Posted on January 04, 2022 in: Guest Column
January 2022 Guest Column
“How do I change title on my property?” “How do I prepare my deed?” “I want to add my spouse, child, etc. to my deed.” These are all great questions that the taxpayers often ask our Customer Service Department.
What is a deed one may ask? Cornell Law defines a “deed” as a legal document that grants its holder ownership of a piece of real estate or other assets (law.cornell.edu/wex/deed). Ownership on a deed is a very important thing to understand when it comes to owning a piece of property. Unfortunately, the employees at the Citrus County Property Appraisers office are not able to tell you how you should handle the transferring of a document or what ownership type you should choose. However, we can try our best to explain the difference between a few of them. We always recommend you seek professional advice from an attorney, paralegal, title company etc. of your choice.
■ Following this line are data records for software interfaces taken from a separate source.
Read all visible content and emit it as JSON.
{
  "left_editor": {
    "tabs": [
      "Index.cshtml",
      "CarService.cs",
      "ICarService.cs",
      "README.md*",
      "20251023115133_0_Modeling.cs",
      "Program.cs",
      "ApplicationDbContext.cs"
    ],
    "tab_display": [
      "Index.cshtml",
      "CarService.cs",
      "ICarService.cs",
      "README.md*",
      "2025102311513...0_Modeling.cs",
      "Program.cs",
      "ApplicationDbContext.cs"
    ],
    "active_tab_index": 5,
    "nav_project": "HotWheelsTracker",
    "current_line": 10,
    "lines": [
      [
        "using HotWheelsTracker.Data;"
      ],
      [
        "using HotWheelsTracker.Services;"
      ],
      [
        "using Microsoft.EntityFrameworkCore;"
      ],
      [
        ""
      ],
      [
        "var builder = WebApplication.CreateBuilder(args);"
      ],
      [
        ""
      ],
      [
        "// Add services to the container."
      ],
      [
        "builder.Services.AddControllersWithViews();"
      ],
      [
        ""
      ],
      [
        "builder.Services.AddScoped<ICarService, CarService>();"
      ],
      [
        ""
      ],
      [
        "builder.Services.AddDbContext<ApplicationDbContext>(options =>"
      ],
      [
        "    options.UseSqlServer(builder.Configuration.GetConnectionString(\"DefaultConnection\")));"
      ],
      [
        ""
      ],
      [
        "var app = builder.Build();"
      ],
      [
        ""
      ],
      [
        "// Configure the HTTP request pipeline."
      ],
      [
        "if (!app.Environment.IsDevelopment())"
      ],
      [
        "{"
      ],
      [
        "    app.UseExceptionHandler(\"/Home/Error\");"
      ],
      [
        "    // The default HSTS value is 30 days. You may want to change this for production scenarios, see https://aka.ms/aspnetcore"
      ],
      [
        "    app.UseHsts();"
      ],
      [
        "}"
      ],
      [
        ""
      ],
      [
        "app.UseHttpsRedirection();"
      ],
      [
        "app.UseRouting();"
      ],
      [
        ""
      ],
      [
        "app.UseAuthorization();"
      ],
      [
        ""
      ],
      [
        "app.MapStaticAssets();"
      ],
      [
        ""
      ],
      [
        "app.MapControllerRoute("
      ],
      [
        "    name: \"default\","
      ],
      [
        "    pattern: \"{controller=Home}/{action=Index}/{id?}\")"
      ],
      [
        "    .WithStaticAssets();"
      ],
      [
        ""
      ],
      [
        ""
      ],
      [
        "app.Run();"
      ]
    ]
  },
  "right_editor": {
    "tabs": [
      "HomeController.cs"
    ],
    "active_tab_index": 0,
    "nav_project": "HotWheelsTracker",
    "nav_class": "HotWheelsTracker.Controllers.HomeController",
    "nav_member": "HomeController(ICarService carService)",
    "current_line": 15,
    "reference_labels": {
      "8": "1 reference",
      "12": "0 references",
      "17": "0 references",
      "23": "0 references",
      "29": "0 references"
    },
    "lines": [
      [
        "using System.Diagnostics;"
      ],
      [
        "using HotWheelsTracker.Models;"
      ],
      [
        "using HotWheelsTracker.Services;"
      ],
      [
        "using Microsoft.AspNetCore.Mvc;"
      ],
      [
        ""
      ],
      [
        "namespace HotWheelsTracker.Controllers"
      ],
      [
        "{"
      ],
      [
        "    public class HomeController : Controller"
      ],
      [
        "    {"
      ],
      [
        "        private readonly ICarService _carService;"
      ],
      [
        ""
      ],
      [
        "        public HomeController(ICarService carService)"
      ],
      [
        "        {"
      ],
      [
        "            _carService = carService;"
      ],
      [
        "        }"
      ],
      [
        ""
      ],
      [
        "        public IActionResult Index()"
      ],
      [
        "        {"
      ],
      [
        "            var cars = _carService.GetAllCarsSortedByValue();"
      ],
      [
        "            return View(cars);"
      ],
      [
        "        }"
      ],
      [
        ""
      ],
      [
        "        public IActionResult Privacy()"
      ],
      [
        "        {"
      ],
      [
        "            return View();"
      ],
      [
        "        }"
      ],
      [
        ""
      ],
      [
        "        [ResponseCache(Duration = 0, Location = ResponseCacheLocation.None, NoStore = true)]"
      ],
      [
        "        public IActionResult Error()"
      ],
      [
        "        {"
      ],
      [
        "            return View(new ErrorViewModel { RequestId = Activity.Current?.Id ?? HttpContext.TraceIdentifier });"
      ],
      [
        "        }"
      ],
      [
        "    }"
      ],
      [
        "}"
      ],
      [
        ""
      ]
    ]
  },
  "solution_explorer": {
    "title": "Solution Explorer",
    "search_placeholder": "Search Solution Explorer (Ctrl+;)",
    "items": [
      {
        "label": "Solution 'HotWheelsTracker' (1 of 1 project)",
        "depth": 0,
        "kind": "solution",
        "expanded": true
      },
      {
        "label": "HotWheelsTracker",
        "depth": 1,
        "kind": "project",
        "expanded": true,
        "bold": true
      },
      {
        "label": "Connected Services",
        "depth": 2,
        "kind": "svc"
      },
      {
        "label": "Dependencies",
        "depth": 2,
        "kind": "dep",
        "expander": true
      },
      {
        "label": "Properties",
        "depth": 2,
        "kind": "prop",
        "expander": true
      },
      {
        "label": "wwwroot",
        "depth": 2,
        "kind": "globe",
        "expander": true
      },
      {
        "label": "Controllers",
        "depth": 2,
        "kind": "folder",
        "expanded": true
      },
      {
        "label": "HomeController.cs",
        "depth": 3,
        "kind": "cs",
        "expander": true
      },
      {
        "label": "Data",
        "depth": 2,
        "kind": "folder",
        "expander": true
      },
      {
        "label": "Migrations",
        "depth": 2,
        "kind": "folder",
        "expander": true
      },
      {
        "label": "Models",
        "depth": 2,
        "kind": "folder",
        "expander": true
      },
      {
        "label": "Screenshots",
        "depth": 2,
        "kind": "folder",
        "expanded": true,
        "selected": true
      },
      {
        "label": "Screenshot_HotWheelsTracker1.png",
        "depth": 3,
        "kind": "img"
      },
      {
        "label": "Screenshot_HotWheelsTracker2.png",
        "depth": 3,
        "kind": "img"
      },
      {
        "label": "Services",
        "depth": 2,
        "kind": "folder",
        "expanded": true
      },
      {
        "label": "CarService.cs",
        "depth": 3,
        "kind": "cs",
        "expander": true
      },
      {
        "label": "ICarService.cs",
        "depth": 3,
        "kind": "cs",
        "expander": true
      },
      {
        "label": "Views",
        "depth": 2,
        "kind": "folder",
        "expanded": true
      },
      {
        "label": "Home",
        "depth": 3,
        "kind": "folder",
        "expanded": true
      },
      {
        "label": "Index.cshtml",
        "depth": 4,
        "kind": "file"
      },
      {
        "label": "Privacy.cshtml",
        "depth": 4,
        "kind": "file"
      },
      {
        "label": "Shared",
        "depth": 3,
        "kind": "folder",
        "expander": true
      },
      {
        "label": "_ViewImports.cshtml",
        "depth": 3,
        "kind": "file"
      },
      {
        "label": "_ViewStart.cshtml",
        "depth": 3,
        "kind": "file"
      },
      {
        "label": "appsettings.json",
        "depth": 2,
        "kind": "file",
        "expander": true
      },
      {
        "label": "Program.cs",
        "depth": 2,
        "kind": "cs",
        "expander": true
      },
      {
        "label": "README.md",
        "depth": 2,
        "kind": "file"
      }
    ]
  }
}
We see a lot of “do-it-yourself” deeds come through our office and while that is fine to do, sometimes you might not be fully aware of ownership you just listed. The change in ownership can compromise the exemptions or Save Our Homes (SOH) protection you might have had. What that means to you is an increase on your tax bill, as well as it can cause many different legal issues that you weren’t expecting. Once that document is recorded at the Citrus County Clerk of Courts office it can be quite the process fixing a mistake that you weren’t aware you were making. Leaving a simple ownership type off the end of name, not deeding out the way you originally held title, misspelling of a name, etc. are all ways that can cause issues that you don’t want.
Remember, please seek professional help prior to preparing your own deed. The following are simplified examples of different types of ownership and scenarios. Hopefully this will give you a basic understanding of the ownership types.
The first type of ownership is “Tenants in Common (TIC)”. Each of the owners owns a share of the property, which may be sold separately. Florida law presumes equal ownership interests, unless specific percentages are written in the recorded deed. Example: “To Bill Johnson and Mary Smith” would give Bill and Mary ownership of 50% each. Under TIC, if only one of two owner’s files for homestead, the property would get 100% of the $25,000 homestead exemption, but only 50% (the amount owned by the one who filed) of the assessed value is protected by the SOH cap.
The second type of ownership is “Tenants by the Entirety (TBTE)”. This applies only to married couples, who should be identified in the deed as “a married couple.” This TBTE status -- which is automatic when that language is stated -- gives each spouse overlapping 100% interests, full exemption coverage (when one files), and rights of survivorship. This interest automatically converts to TIC status when the divorce is finalized (unless or until the property is transferred to one spouse pursuant to the divorce settlement or court order).
The third type of ownership is “Joint Tenants with Right of Survivorship (JTRS)”. This gives two or more unmarried co-owners legal rights to property. Example: “To Mark Wright and Bill Johnson, as joint tenants with right of survivorship.” The JTRS co-owners would each own overlapping 100% interests -- and any one owner filing for homestead would qualify for 100% of the homestead and SOH coverage. When a JTRS co-owner dies, all remaining title interests are automatically divided between the living JTRS co-owner(s).
The fourth type of ownership is “Life Estate (LE)”. This is the present interest to use a property for life, but leaves the remainder interest (i.e., title after the life estate holder dies) to one or more future owners. Example: “To Mary Smith for her life, with the remainder to her sons Bill Johnson and Steve Johnson.” Mary (the life estate holder) is the only person eligible for homestead during her lifetime. It is also possible to create joint life estates allowing more than one person to have full rights to use the property at the same time (example: an elderly couple retain joint life estates before leaving the remainder to their child).
The fifth type of ownership is a “Trust”. Deeding ownership of a homesteaded property into a trust (revocable, irrevocable, land trust, etc.) is another common way for maintaining homestead on a property while avoiding probate and taking maximum advantage of federal tax laws. However, as these are rather complex to establish correctly -- in that the trust must be formally created before the property ownership is deeded to the trust.
Lastly, Partnerships, LLCs and Corporations. You will LOSE your homestead exemption (or be unable to qualify for homestead) if your property is deeded to a partnership, LLC or other corporation. Florida courts have ruled that these entities are simply not eligible to qualify for homestead. See: Prewitt Management Corp. v. Nikolits, 795 So.2d 1001 (Florida 4th District Court of Appeals, 2001).